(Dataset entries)
▽

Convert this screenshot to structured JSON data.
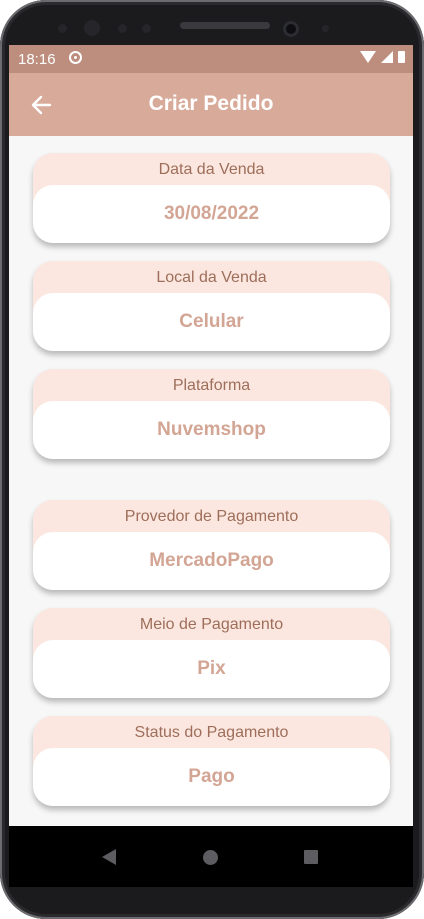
{
  "status_bar": {
    "time": "18:16"
  },
  "app_bar": {
    "title": "Criar Pedido",
    "back_icon": "arrow-left-icon"
  },
  "fields": [
    {
      "label": "Data da Venda",
      "value": "30/08/2022"
    },
    {
      "label": "Local da Venda",
      "value": "Celular"
    },
    {
      "label": "Plataforma",
      "value": "Nuvemshop"
    },
    {
      "label": "Provedor de Pagamento",
      "value": "MercadoPago"
    },
    {
      "label": "Meio de Pagamento",
      "value": "Pix"
    },
    {
      "label": "Status do Pagamento",
      "value": "Pago"
    }
  ],
  "colors": {
    "app_bar": "#d8aa9a",
    "status_bar": "#bd8e7e",
    "field_header": "#fbe7df",
    "field_label": "#9e6e5a",
    "field_value": "#d3a594"
  },
  "nav_bar": {
    "icons": [
      "back-triangle-icon",
      "home-circle-icon",
      "recents-square-icon"
    ]
  }
}
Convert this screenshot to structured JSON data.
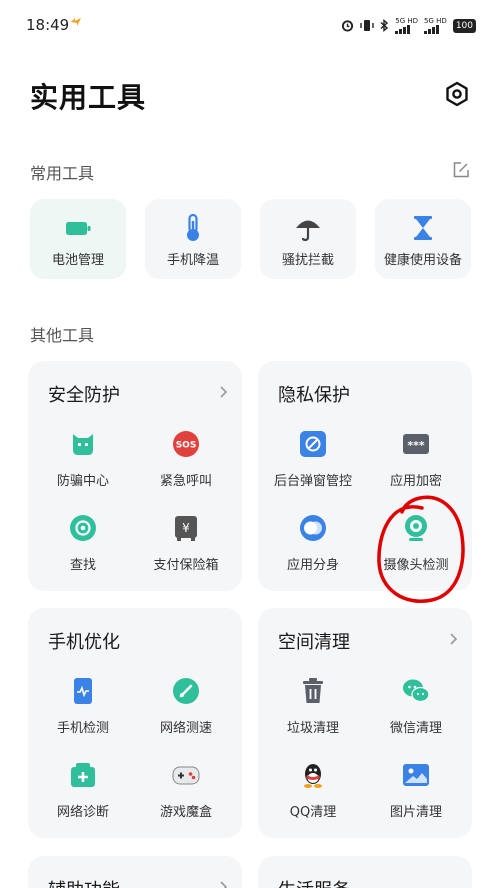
{
  "status_bar": {
    "time": "18:49",
    "sim1_label": "5G HD",
    "sim2_label": "5G HD",
    "battery": "100"
  },
  "header": {
    "title": "实用工具"
  },
  "common_tools": {
    "title": "常用工具",
    "items": [
      {
        "label": "电池管理",
        "icon": "battery-icon"
      },
      {
        "label": "手机降温",
        "icon": "thermometer-icon"
      },
      {
        "label": "骚扰拦截",
        "icon": "umbrella-icon"
      },
      {
        "label": "健康使用设备",
        "icon": "hourglass-icon"
      }
    ]
  },
  "other_tools": {
    "title": "其他工具",
    "cards": [
      {
        "title": "安全防护",
        "items": [
          {
            "label": "防骗中心",
            "icon": "shield-face-icon"
          },
          {
            "label": "紧急呼叫",
            "icon": "sos-icon"
          },
          {
            "label": "查找",
            "icon": "find-device-icon"
          },
          {
            "label": "支付保险箱",
            "icon": "safe-box-icon"
          }
        ]
      },
      {
        "title": "隐私保护",
        "items": [
          {
            "label": "后台弹窗管控",
            "icon": "popup-block-icon"
          },
          {
            "label": "应用加密",
            "icon": "password-icon"
          },
          {
            "label": "应用分身",
            "icon": "app-clone-icon"
          },
          {
            "label": "摄像头检测",
            "icon": "camera-icon"
          }
        ]
      },
      {
        "title": "手机优化",
        "items": [
          {
            "label": "手机检测",
            "icon": "phone-check-icon"
          },
          {
            "label": "网络测速",
            "icon": "speedometer-icon"
          },
          {
            "label": "网络诊断",
            "icon": "network-diagnose-icon"
          },
          {
            "label": "游戏魔盒",
            "icon": "gamepad-icon"
          }
        ]
      },
      {
        "title": "空间清理",
        "items": [
          {
            "label": "垃圾清理",
            "icon": "trash-icon"
          },
          {
            "label": "微信清理",
            "icon": "wechat-icon"
          },
          {
            "label": "QQ清理",
            "icon": "qq-icon"
          },
          {
            "label": "图片清理",
            "icon": "picture-icon"
          }
        ]
      },
      {
        "title": "辅助功能"
      },
      {
        "title": "生活服务"
      }
    ]
  },
  "colors": {
    "accent_green": "#2fbf9b",
    "blue": "#3b82e6",
    "red": "#e0413d",
    "annotation_red": "#e00000"
  }
}
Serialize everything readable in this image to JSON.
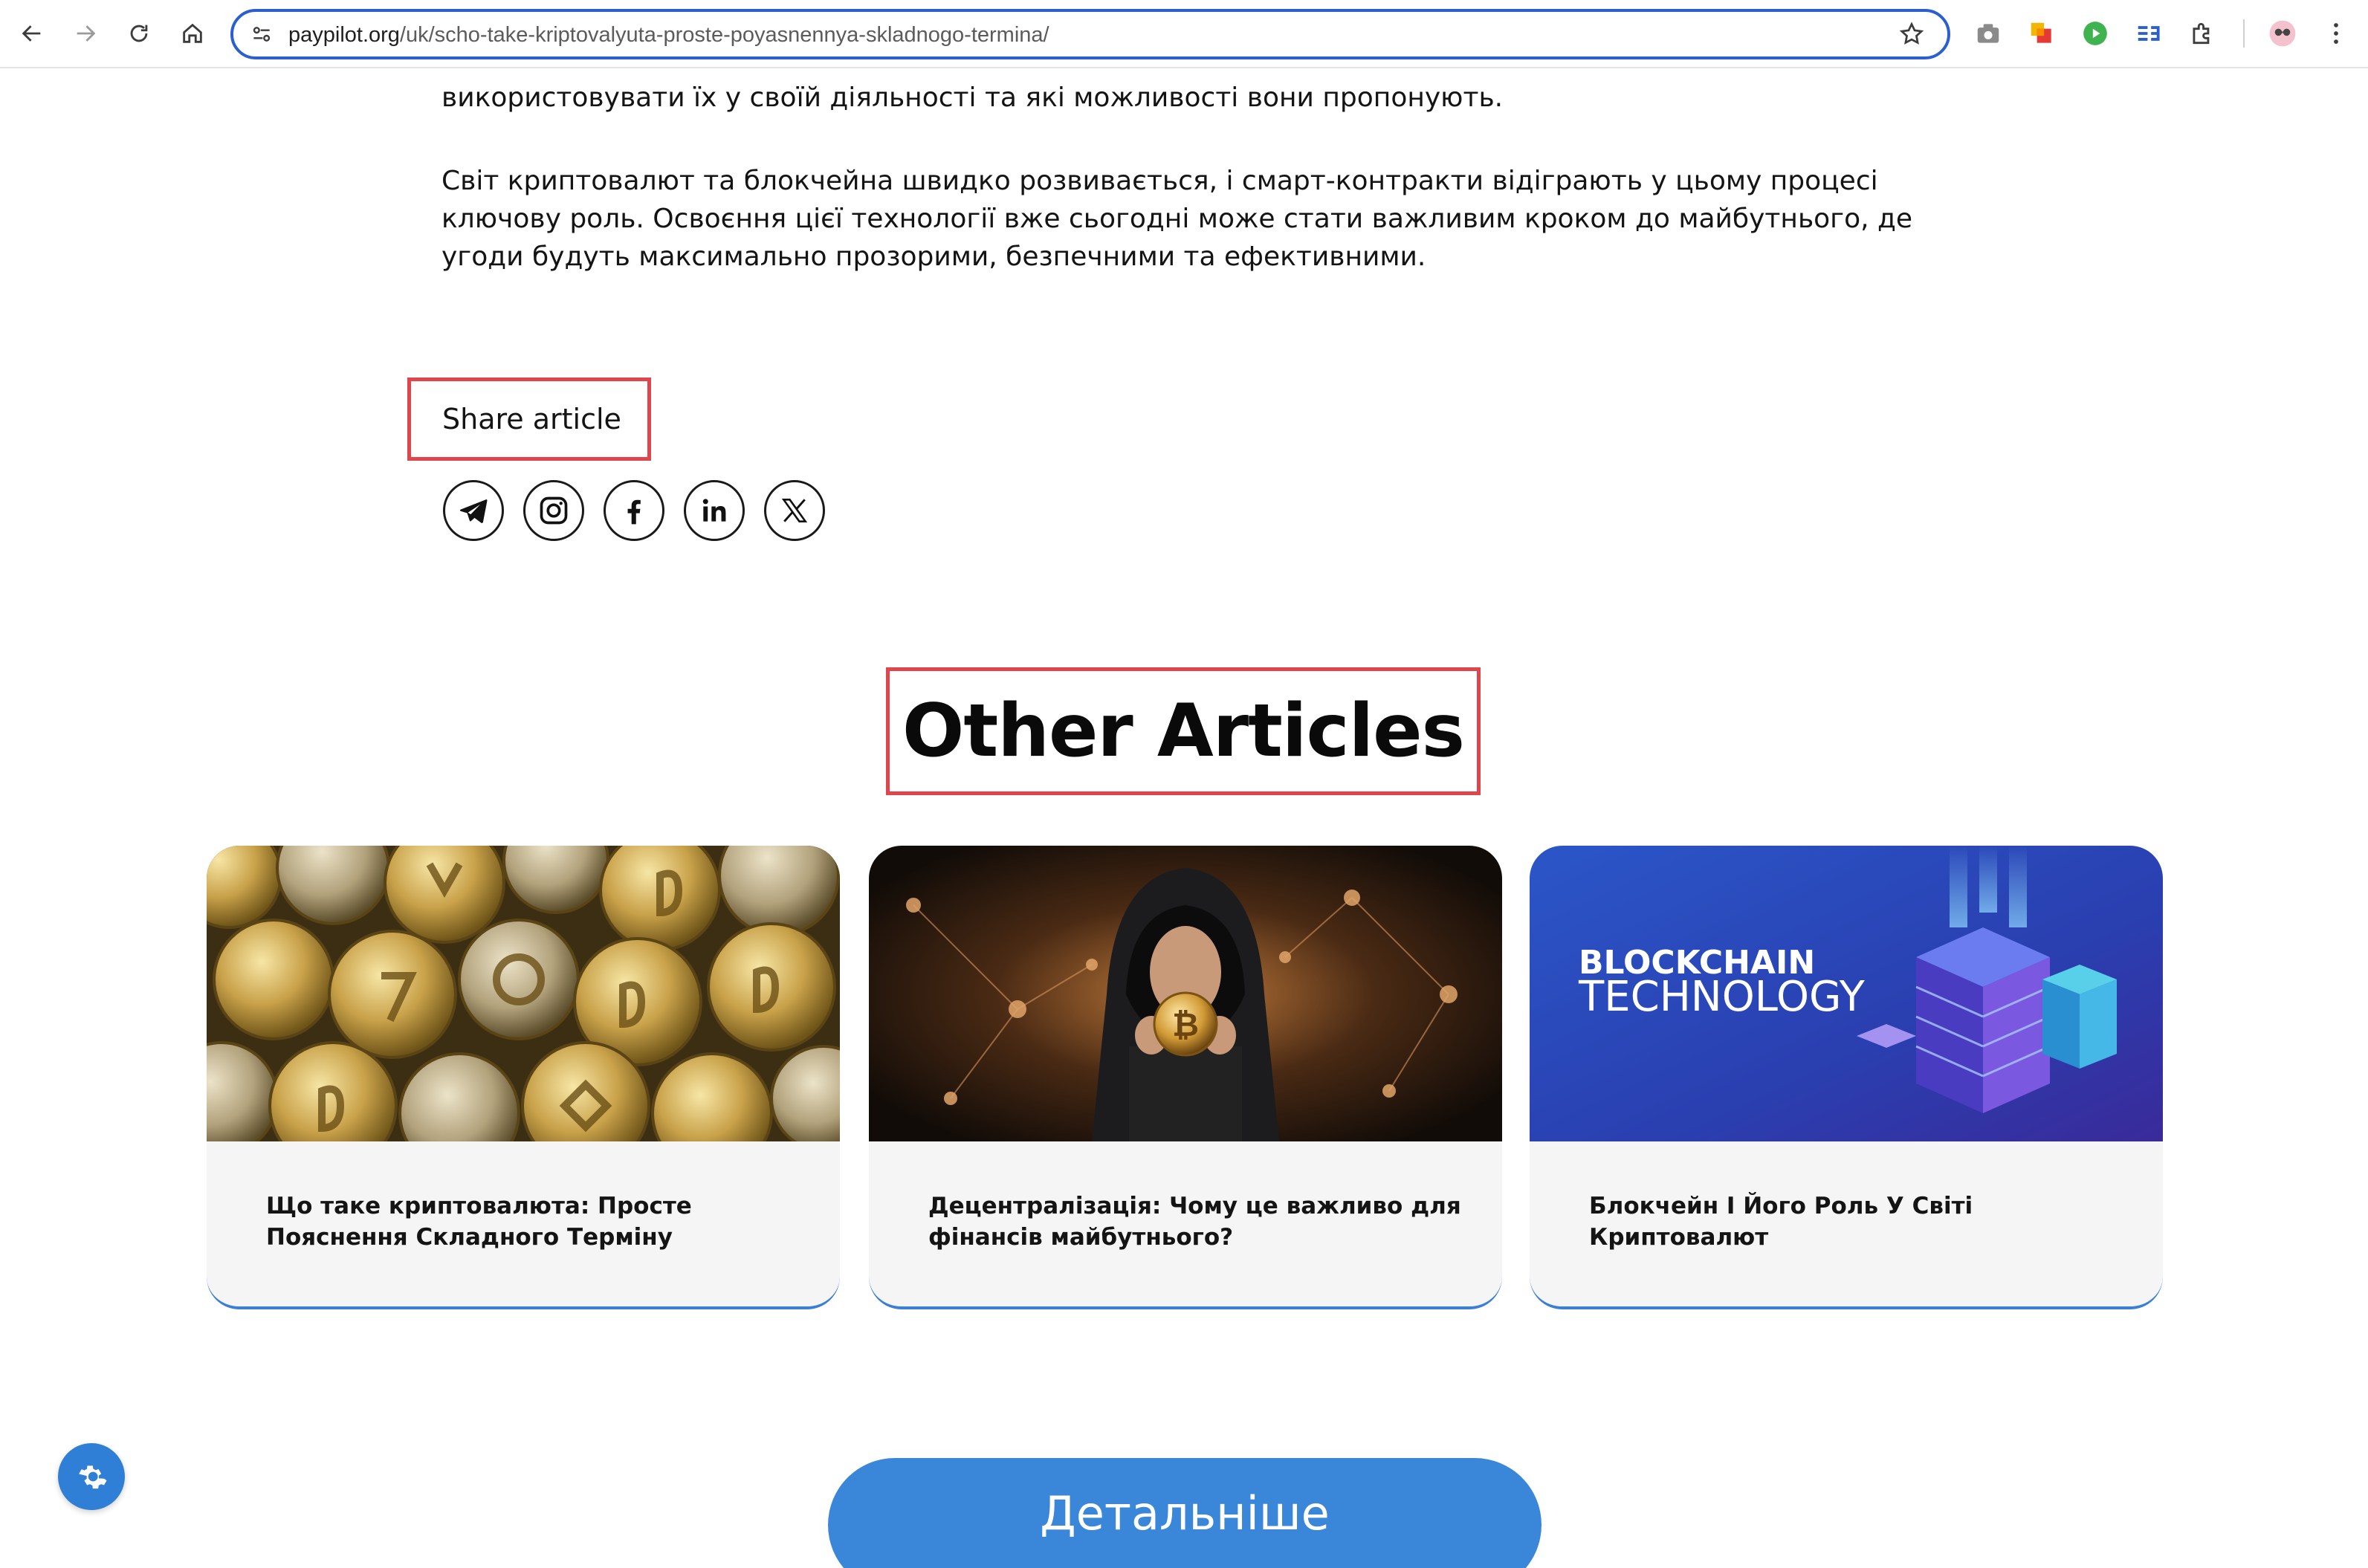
{
  "browser": {
    "url_host": "paypilot.org",
    "url_path": "/uk/scho-take-kriptovalyuta-proste-poyasnennya-skladnogo-termina/"
  },
  "article": {
    "paragraph_1": "використовувати їх у своїй діяльності та які можливості вони пропонують.",
    "paragraph_2": "Світ криптовалют та блокчейна швидко розвивається, і смарт-контракти відіграють у цьому процесі ключову роль. Освоєння цієї технології вже сьогодні може стати важливим кроком до майбутнього, де угоди будуть максимально прозорими, безпечними та ефективними."
  },
  "share": {
    "title": "Share article",
    "icons": [
      "telegram-icon",
      "instagram-icon",
      "facebook-icon",
      "linkedin-icon",
      "x-icon"
    ]
  },
  "other_articles": {
    "title": "Other Articles",
    "cards": [
      {
        "title": "Що таке криптовалюта: Просте Пояснення Складного Терміну",
        "image": "crypto-coins-image"
      },
      {
        "title": "Децентралізація: Чому це важливо для фінансів майбутнього?",
        "image": "hooded-man-bitcoin-image"
      },
      {
        "title": "Блокчейн І Його Роль У Світі Криптовалют",
        "image": "blockchain-technology-image",
        "image_text_1": "BLOCKCHAIN",
        "image_text_2": "TECHNOLOGY"
      }
    ]
  },
  "cta": {
    "label": "Детальніше"
  },
  "colors": {
    "accent": "#3a86d8",
    "highlight_border": "#e0454c",
    "card_bg": "#f5f5f5"
  }
}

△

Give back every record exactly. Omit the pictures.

Convert this screenshot to structured JSON data.
{
  "status_bar": {
    "time": "18:16"
  },
  "app_bar": {
    "title": "Criar Pedido",
    "back_icon": "arrow-left-icon"
  },
  "fields": [
    {
      "label": "Data da Venda",
      "value": "30/08/2022"
    },
    {
      "label": "Local da Venda",
      "value": "Celular"
    },
    {
      "label": "Plataforma",
      "value": "Nuvemshop"
    },
    {
      "label": "Provedor de Pagamento",
      "value": "MercadoPago"
    },
    {
      "label": "Meio de Pagamento",
      "value": "Pix"
    },
    {
      "label": "Status do Pagamento",
      "value": "Pago"
    }
  ],
  "colors": {
    "app_bar": "#d8aa9a",
    "status_bar": "#bd8e7e",
    "field_header": "#fbe7df",
    "field_label": "#9e6e5a",
    "field_value": "#d3a594"
  },
  "nav_bar": {
    "icons": [
      "back-triangle-icon",
      "home-circle-icon",
      "recents-square-icon"
    ]
  }
}
Convert this screenshot to structured JSON data.
{
  "status_bar": {
    "time": "18:49",
    "sim1_label": "5G HD",
    "sim2_label": "5G HD",
    "battery": "100"
  },
  "header": {
    "title": "实用工具"
  },
  "common_tools": {
    "title": "常用工具",
    "items": [
      {
        "label": "电池管理",
        "icon": "battery-icon"
      },
      {
        "label": "手机降温",
        "icon": "thermometer-icon"
      },
      {
        "label": "骚扰拦截",
        "icon": "umbrella-icon"
      },
      {
        "label": "健康使用设备",
        "icon": "hourglass-icon"
      }
    ]
  },
  "other_tools": {
    "title": "其他工具",
    "cards": [
      {
        "title": "安全防护",
        "items": [
          {
            "label": "防骗中心",
            "icon": "shield-face-icon"
          },
          {
            "label": "紧急呼叫",
            "icon": "sos-icon"
          },
          {
            "label": "查找",
            "icon": "find-device-icon"
          },
          {
            "label": "支付保险箱",
            "icon": "safe-box-icon"
          }
        ]
      },
      {
        "title": "隐私保护",
        "items": [
          {
            "label": "后台弹窗管控",
            "icon": "popup-block-icon"
          },
          {
            "label": "应用加密",
            "icon": "password-icon"
          },
          {
            "label": "应用分身",
            "icon": "app-clone-icon"
          },
          {
            "label": "摄像头检测",
            "icon": "camera-icon"
          }
        ]
      },
      {
        "title": "手机优化",
        "items": [
          {
            "label": "手机检测",
            "icon": "phone-check-icon"
          },
          {
            "label": "网络测速",
            "icon": "speedometer-icon"
          },
          {
            "label": "网络诊断",
            "icon": "network-diagnose-icon"
          },
          {
            "label": "游戏魔盒",
            "icon": "gamepad-icon"
          }
        ]
      },
      {
        "title": "空间清理",
        "items": [
          {
            "label": "垃圾清理",
            "icon": "trash-icon"
          },
          {
            "label": "微信清理",
            "icon": "wechat-icon"
          },
          {
            "label": "QQ清理",
            "icon": "qq-icon"
          },
          {
            "label": "图片清理",
            "icon": "picture-icon"
          }
        ]
      },
      {
        "title": "辅助功能"
      },
      {
        "title": "生活服务"
      }
    ]
  },
  "colors": {
    "accent_green": "#2fbf9b",
    "blue": "#3b82e6",
    "red": "#e0413d",
    "annotation_red": "#e00000"
  }
}
Serialize everything readable in this image to JSON.
{
  "browser": {
    "url_host": "paypilot.org",
    "url_path": "/uk/scho-take-kriptovalyuta-proste-poyasnennya-skladnogo-termina/"
  },
  "article": {
    "paragraph_1": "використовувати їх у своїй діяльності та які можливості вони пропонують.",
    "paragraph_2": "Світ криптовалют та блокчейна швидко розвивається, і смарт-контракти відіграють у цьому процесі ключову роль. Освоєння цієї технології вже сьогодні може стати важливим кроком до майбутнього, де угоди будуть максимально прозорими, безпечними та ефективними."
  },
  "share": {
    "title": "Share article",
    "icons": [
      "telegram-icon",
      "instagram-icon",
      "facebook-icon",
      "linkedin-icon",
      "x-icon"
    ]
  },
  "other_articles": {
    "title": "Other Articles",
    "cards": [
      {
        "title": "Що таке криптовалюта: Просте Пояснення Складного Терміну",
        "image": "crypto-coins-image"
      },
      {
        "title": "Децентралізація: Чому це важливо для фінансів майбутнього?",
        "image": "hooded-man-bitcoin-image"
      },
      {
        "title": "Блокчейн І Його Роль У Світі Криптовалют",
        "image": "blockchain-technology-image",
        "image_text_1": "BLOCKCHAIN",
        "image_text_2": "TECHNOLOGY"
      }
    ]
  },
  "cta": {
    "label": "Детальніше"
  },
  "colors": {
    "accent": "#3a86d8",
    "highlight_border": "#e0454c",
    "card_bg": "#f5f5f5"
  }
}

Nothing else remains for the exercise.